(EXTRACTED DATA begins)

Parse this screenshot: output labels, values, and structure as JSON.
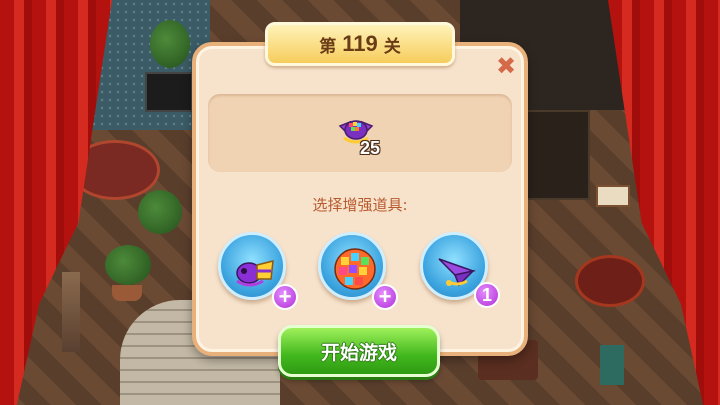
{
  "level": {
    "prefix": "第",
    "number": "119",
    "suffix": "关"
  },
  "close": {
    "icon": "close-icon",
    "glyph": "✖"
  },
  "goal": {
    "icon": "candy-wrapper-icon",
    "count": "25"
  },
  "prompt": "选择增强道具:",
  "boosters": [
    {
      "icon": "rocket-candy-icon",
      "badge": "+"
    },
    {
      "icon": "rainbow-ball-icon",
      "badge": "+"
    },
    {
      "icon": "paper-plane-icon",
      "badge": "1"
    }
  ],
  "start_button": "开始游戏",
  "colors": {
    "dialog_bg": "#f7e3cc",
    "banner": "#f6cd5c",
    "start_green": "#41b81d",
    "badge_purple": "#b02fd6",
    "curtain_red": "#d42a1f"
  }
}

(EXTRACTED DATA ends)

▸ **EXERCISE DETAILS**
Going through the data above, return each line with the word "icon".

▸ **REPLY**
    "icon": "close-icon",
    "icon": "candy-wrapper-icon",
      "icon": "rocket-candy-icon",
      "icon": "rainbow-ball-icon",
      "icon": "paper-plane-icon",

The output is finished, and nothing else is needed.